For years, Richard Nixon's presidential library was accused of committing another Watergate coverup. But now, archivists say, the stonewalling is over.
The library opened an expanded new exhibit Thursday that scholars say provides a more balanced and accurate account of the scandal that brought down a president.
"The public deserves nonpartisan, objective presidential libraries," said library director Tim Naftali, who alluded to the original display as "inaccurate and whitewashed." Among other things, the old exhibit portrayed Nixon's epic downfall as a "coup" by his enemies and suggested the press behaved unethically in pursuing him.
The $500,000 makeover was undertaken by the National Archives after it took control of the library in 2007 from the private organization of Nixon loyalists that had overseen the site since its opening in 1990.
The new display features sections called "Abuse of Power," "The Cover-Up" and "Dirty Tricks," complemented by taped interviews and text. In one interview, Nixon aide Alexander Haig, who died last year, says the president once asked him to burn White House tapes. "I said no," Haig recalls.
Some material has never before been shown publicly. It includes interviews with such figures as Watergate burglar G. Gordon Liddy and Nixon aide Charles Colson, who went to prison for crimes that came to light as the scandal unfolded.

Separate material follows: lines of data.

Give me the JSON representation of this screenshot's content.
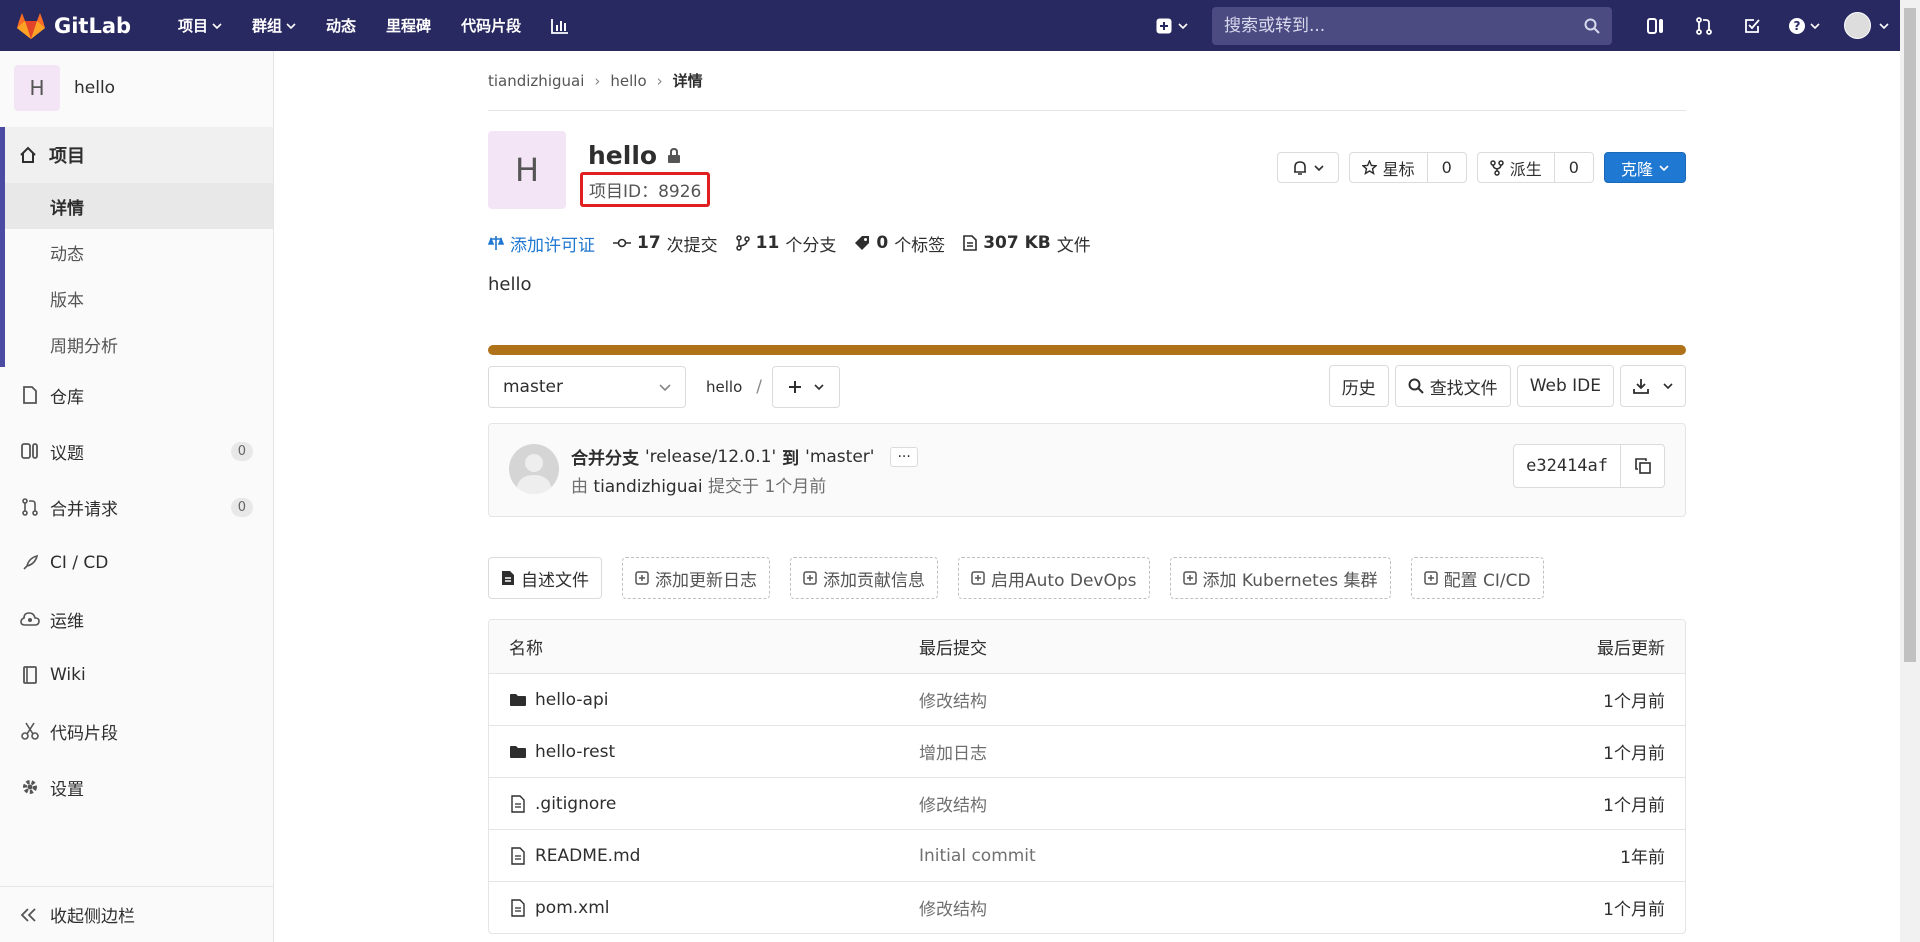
{
  "topbar": {
    "brand": "GitLab",
    "nav": [
      {
        "label": "项目",
        "dropdown": true
      },
      {
        "label": "群组",
        "dropdown": true
      },
      {
        "label": "动态",
        "dropdown": false
      },
      {
        "label": "里程碑",
        "dropdown": false
      },
      {
        "label": "代码片段",
        "dropdown": false
      }
    ],
    "search_placeholder": "搜索或转到...",
    "bg_color": "#292961"
  },
  "sidebar": {
    "project_initial": "H",
    "project_name": "hello",
    "active_section": "项目",
    "sub_items": [
      "详情",
      "动态",
      "版本",
      "周期分析"
    ],
    "items": [
      {
        "label": "仓库",
        "icon": "doc-icon"
      },
      {
        "label": "议题",
        "icon": "issues-icon",
        "badge": "0"
      },
      {
        "label": "合并请求",
        "icon": "merge-request-icon",
        "badge": "0"
      },
      {
        "label": "CI / CD",
        "icon": "rocket-icon"
      },
      {
        "label": "运维",
        "icon": "cloud-icon"
      },
      {
        "label": "Wiki",
        "icon": "book-icon"
      },
      {
        "label": "代码片段",
        "icon": "scissors-icon"
      },
      {
        "label": "设置",
        "icon": "gear-icon"
      }
    ],
    "collapse_label": "收起侧边栏"
  },
  "breadcrumb": {
    "items": [
      "tiandizhiguai",
      "hello"
    ],
    "current": "详情"
  },
  "project": {
    "initial": "H",
    "name": "hello",
    "id_label": "项目ID：8926",
    "star_label": "星标",
    "star_count": "0",
    "fork_label": "派生",
    "fork_count": "0",
    "clone_label": "克隆",
    "description": "hello"
  },
  "stats": {
    "license": "添加许可证",
    "commits_num": "17",
    "commits_label": "次提交",
    "branches_num": "11",
    "branches_label": "个分支",
    "tags_num": "0",
    "tags_label": "个标签",
    "size_num": "307 KB",
    "size_label": "文件"
  },
  "language_bar_color": "#b07219",
  "tree": {
    "branch": "master",
    "path": "hello",
    "path_sep": "/",
    "history": "历史",
    "find_file": "查找文件",
    "web_ide": "Web IDE"
  },
  "last_commit": {
    "title_prefix": "合并分支",
    "title_from": "'release/12.0.1'",
    "title_mid": "到",
    "title_to": "'master'",
    "ellipsis": "···",
    "by": "由",
    "author": "tiandizhiguai",
    "when": "提交于 1个月前",
    "sha": "e32414af"
  },
  "quick_buttons": [
    {
      "label": "自述文件",
      "solid": true,
      "icon": "readme-icon"
    },
    {
      "label": "添加更新日志",
      "solid": false,
      "icon": "plus-square-icon"
    },
    {
      "label": "添加贡献信息",
      "solid": false,
      "icon": "plus-square-icon"
    },
    {
      "label": "启用Auto DevOps",
      "solid": false,
      "icon": "plus-square-icon"
    },
    {
      "label": "添加 Kubernetes 集群",
      "solid": false,
      "icon": "plus-square-icon"
    },
    {
      "label": "配置 CI/CD",
      "solid": false,
      "icon": "plus-square-icon"
    }
  ],
  "file_table": {
    "headers": {
      "name": "名称",
      "commit": "最后提交",
      "date": "最后更新"
    },
    "rows": [
      {
        "name": "hello-api",
        "type": "folder",
        "commit": "修改结构",
        "date": "1个月前"
      },
      {
        "name": "hello-rest",
        "type": "folder",
        "commit": "增加日志",
        "date": "1个月前"
      },
      {
        "name": ".gitignore",
        "type": "file",
        "commit": "修改结构",
        "date": "1个月前"
      },
      {
        "name": "README.md",
        "type": "file",
        "commit": "Initial commit",
        "date": "1年前"
      },
      {
        "name": "pom.xml",
        "type": "file",
        "commit": "修改结构",
        "date": "1个月前"
      }
    ]
  }
}
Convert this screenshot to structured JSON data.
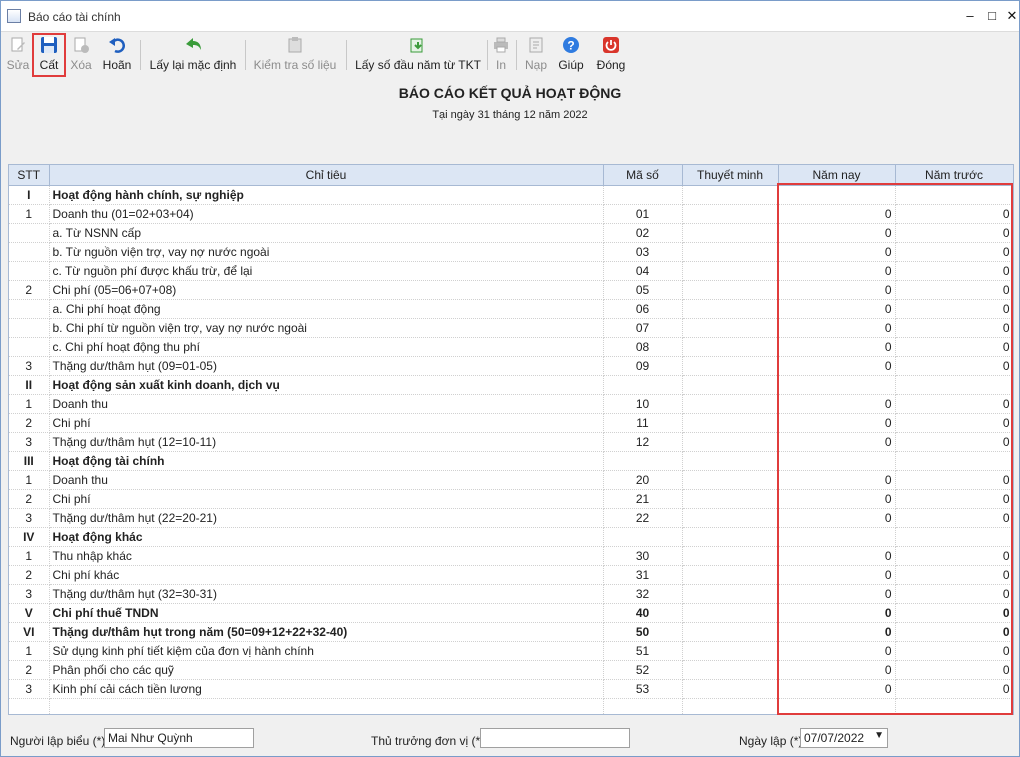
{
  "window": {
    "title": "Báo cáo tài chính",
    "controls": [
      "–",
      "□",
      "✕"
    ]
  },
  "toolbar": [
    {
      "label": "Sửa",
      "icon": "edit-icon",
      "disabled": true
    },
    {
      "label": "Cất",
      "icon": "save-icon",
      "disabled": false
    },
    {
      "label": "Xóa",
      "icon": "delete-icon",
      "disabled": true
    },
    {
      "label": "Hoãn",
      "icon": "undo-icon",
      "disabled": false
    },
    {
      "label": "Lấy lại mặc định",
      "icon": "back-arrow-icon",
      "disabled": false
    },
    {
      "label": "Kiểm tra số liệu",
      "icon": "check-data-icon",
      "disabled": true
    },
    {
      "label": "Lấy số đầu năm từ TKT",
      "icon": "import-icon",
      "disabled": false
    },
    {
      "label": "In",
      "icon": "print-icon",
      "disabled": true
    },
    {
      "label": "Nạp",
      "icon": "load-icon",
      "disabled": true
    },
    {
      "label": "Giúp",
      "icon": "help-icon",
      "disabled": false
    },
    {
      "label": "Đóng",
      "icon": "close-power-icon",
      "disabled": false
    }
  ],
  "report": {
    "title": "BÁO CÁO KẾT QUẢ HOẠT ĐỘNG",
    "date": "Tại ngày 31 tháng 12 năm 2022"
  },
  "table": {
    "headers": [
      "STT",
      "Chỉ tiêu",
      "Mã số",
      "Thuyết minh",
      "Năm nay",
      "Năm trước"
    ],
    "rows": [
      {
        "stt": "I",
        "name": "Hoạt động hành chính, sự nghiệp",
        "code": "",
        "note": "",
        "cur": "",
        "prev": "",
        "bold": true
      },
      {
        "stt": "1",
        "name": "Doanh thu (01=02+03+04)",
        "code": "01",
        "note": "",
        "cur": "0",
        "prev": "0",
        "bold": false
      },
      {
        "stt": "",
        "name": "a. Từ NSNN cấp",
        "code": "02",
        "note": "",
        "cur": "0",
        "prev": "0",
        "bold": false
      },
      {
        "stt": "",
        "name": "b. Từ nguồn viện trợ, vay nợ nước ngoài",
        "code": "03",
        "note": "",
        "cur": "0",
        "prev": "0",
        "bold": false
      },
      {
        "stt": "",
        "name": "c. Từ nguồn phí được khấu trừ, để lại",
        "code": "04",
        "note": "",
        "cur": "0",
        "prev": "0",
        "bold": false
      },
      {
        "stt": "2",
        "name": "Chi phí (05=06+07+08)",
        "code": "05",
        "note": "",
        "cur": "0",
        "prev": "0",
        "bold": false
      },
      {
        "stt": "",
        "name": "a. Chi phí hoạt động",
        "code": "06",
        "note": "",
        "cur": "0",
        "prev": "0",
        "bold": false
      },
      {
        "stt": "",
        "name": "b. Chi phí từ nguồn viện trợ, vay nợ nước ngoài",
        "code": "07",
        "note": "",
        "cur": "0",
        "prev": "0",
        "bold": false
      },
      {
        "stt": "",
        "name": "c. Chi phí hoạt động thu phí",
        "code": "08",
        "note": "",
        "cur": "0",
        "prev": "0",
        "bold": false
      },
      {
        "stt": "3",
        "name": "Thặng dư/thâm hụt (09=01-05)",
        "code": "09",
        "note": "",
        "cur": "0",
        "prev": "0",
        "bold": false
      },
      {
        "stt": "II",
        "name": "Hoạt động sản xuất kinh doanh, dịch vụ",
        "code": "",
        "note": "",
        "cur": "",
        "prev": "",
        "bold": true
      },
      {
        "stt": "1",
        "name": "Doanh thu",
        "code": "10",
        "note": "",
        "cur": "0",
        "prev": "0",
        "bold": false
      },
      {
        "stt": "2",
        "name": "Chi phí",
        "code": "11",
        "note": "",
        "cur": "0",
        "prev": "0",
        "bold": false
      },
      {
        "stt": "3",
        "name": "Thặng dư/thâm hụt (12=10-11)",
        "code": "12",
        "note": "",
        "cur": "0",
        "prev": "0",
        "bold": false
      },
      {
        "stt": "III",
        "name": "Hoạt động tài chính",
        "code": "",
        "note": "",
        "cur": "",
        "prev": "",
        "bold": true
      },
      {
        "stt": "1",
        "name": "Doanh thu",
        "code": "20",
        "note": "",
        "cur": "0",
        "prev": "0",
        "bold": false
      },
      {
        "stt": "2",
        "name": "Chi phí",
        "code": "21",
        "note": "",
        "cur": "0",
        "prev": "0",
        "bold": false
      },
      {
        "stt": "3",
        "name": "Thặng dư/thâm hụt (22=20-21)",
        "code": "22",
        "note": "",
        "cur": "0",
        "prev": "0",
        "bold": false
      },
      {
        "stt": "IV",
        "name": "Hoạt động khác",
        "code": "",
        "note": "",
        "cur": "",
        "prev": "",
        "bold": true
      },
      {
        "stt": "1",
        "name": "Thu nhập khác",
        "code": "30",
        "note": "",
        "cur": "0",
        "prev": "0",
        "bold": false
      },
      {
        "stt": "2",
        "name": "Chi phí khác",
        "code": "31",
        "note": "",
        "cur": "0",
        "prev": "0",
        "bold": false
      },
      {
        "stt": "3",
        "name": "Thặng dư/thâm hụt (32=30-31)",
        "code": "32",
        "note": "",
        "cur": "0",
        "prev": "0",
        "bold": false
      },
      {
        "stt": "V",
        "name": "Chi phí thuế TNDN",
        "code": "40",
        "note": "",
        "cur": "0",
        "prev": "0",
        "bold": true
      },
      {
        "stt": "VI",
        "name": "Thặng dư/thâm hụt trong năm (50=09+12+22+32-40)",
        "code": "50",
        "note": "",
        "cur": "0",
        "prev": "0",
        "bold": true
      },
      {
        "stt": "1",
        "name": "Sử dụng kinh phí tiết kiệm của đơn vị hành chính",
        "code": "51",
        "note": "",
        "cur": "0",
        "prev": "0",
        "bold": false
      },
      {
        "stt": "2",
        "name": "Phân phối cho các quỹ",
        "code": "52",
        "note": "",
        "cur": "0",
        "prev": "0",
        "bold": false
      },
      {
        "stt": "3",
        "name": "Kinh phí cải cách tiền lương",
        "code": "53",
        "note": "",
        "cur": "0",
        "prev": "0",
        "bold": false
      },
      {
        "stt": "",
        "name": "",
        "code": "",
        "note": "",
        "cur": "",
        "prev": "",
        "bold": false
      }
    ]
  },
  "footer": {
    "preparer_label": "Người lập biểu (*)",
    "preparer_value": "Mai Như Quỳnh",
    "head_label": "Thủ trưởng đơn vị (*)",
    "head_value": "",
    "date_label": "Ngày lập (*)",
    "date_value": "07/07/2022"
  },
  "colors": {
    "highlight": "#e03c3c",
    "header_bg": "#dce6f4"
  }
}
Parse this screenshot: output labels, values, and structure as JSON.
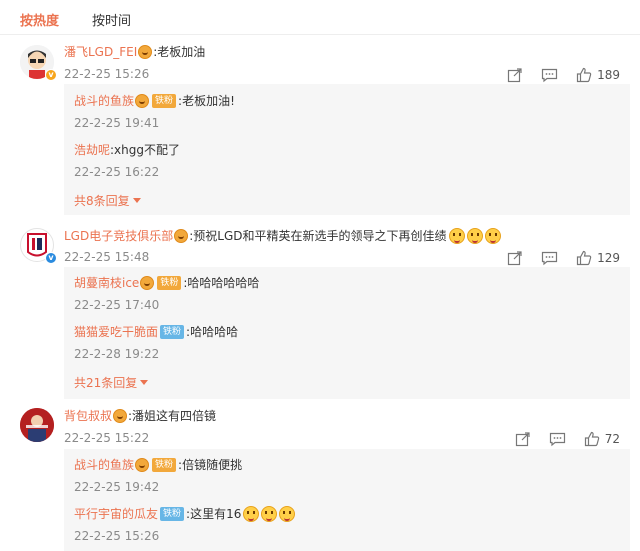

The scandal began with a burglary at Democratic National Committee headquarters at the Watergate Hotel complex in Washington and eventually exposed widespread wrongdoing in the Nixon White House, including abuse of government agencies for political purposes. Nixon resigned the presidency on Aug. 9, 1974.
One section of the old exhibit, titled "The drum beat swells," said: "Allegations took on the weight of fact in the minds of those who were determined to engineer a coup of their own." The section went on to say that Washington Post reporters Bob Woodward and Carl Bernstein, who played a major role in exposing the scandal, may have broken the law and violated ethics standards in their zeal to uncover wrongdoing.
The private Richard Nixon Foundation, which used to run the site, has argued that the exhibit was "President Nixon's perspective" and that no one had found any factual errors in its text or exhibits.
Steve Frank, who worked on Nixon's 1968 presidential campaign in California, looks fondly on Nixon's presidency but welcomed a new, fuller treatment of Watergate at the library.
"I thought it was improper for them not to provide the whole substance of Watergate" in the original exhibit, said Frank, a conservative activist. "When you try to hide the facts, it makes it look worse than it is."
At Bill Clinton's presidential library, which opened in Little Rock, Ark., in 2004, an alcove exhibit featuring a timeline of Clinton's career addresses his impeachment and acquittal over the Monica Lewinsky affair.